[Items from an interface collection]

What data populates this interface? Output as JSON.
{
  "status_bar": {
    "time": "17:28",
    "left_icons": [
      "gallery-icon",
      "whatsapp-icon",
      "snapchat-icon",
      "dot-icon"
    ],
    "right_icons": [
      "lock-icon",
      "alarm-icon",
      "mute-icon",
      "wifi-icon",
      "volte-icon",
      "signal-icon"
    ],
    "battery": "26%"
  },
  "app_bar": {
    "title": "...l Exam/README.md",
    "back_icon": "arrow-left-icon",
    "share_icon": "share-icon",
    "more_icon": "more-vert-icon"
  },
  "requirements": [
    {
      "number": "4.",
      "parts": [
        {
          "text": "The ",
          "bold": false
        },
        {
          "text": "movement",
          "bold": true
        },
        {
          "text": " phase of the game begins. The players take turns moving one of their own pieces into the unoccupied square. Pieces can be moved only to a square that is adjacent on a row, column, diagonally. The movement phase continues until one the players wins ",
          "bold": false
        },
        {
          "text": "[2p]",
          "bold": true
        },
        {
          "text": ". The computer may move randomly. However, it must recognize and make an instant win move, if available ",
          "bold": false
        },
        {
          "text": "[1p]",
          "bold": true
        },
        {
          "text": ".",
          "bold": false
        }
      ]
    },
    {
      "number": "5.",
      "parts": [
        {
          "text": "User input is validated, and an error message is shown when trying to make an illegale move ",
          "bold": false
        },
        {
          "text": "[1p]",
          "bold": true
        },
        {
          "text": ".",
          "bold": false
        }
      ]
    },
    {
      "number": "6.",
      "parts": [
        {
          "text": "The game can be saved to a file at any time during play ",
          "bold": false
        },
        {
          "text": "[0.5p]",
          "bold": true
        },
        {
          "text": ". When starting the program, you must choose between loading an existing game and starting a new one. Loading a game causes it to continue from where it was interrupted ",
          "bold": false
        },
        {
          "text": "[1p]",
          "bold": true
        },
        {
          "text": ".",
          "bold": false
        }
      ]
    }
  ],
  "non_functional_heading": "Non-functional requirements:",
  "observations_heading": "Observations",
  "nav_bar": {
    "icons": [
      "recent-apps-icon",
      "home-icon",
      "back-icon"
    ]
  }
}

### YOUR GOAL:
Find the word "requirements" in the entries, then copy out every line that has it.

### COMPLETED TASK:
  "requirements": [
  "non_functional_heading": "Non-functional requirements:",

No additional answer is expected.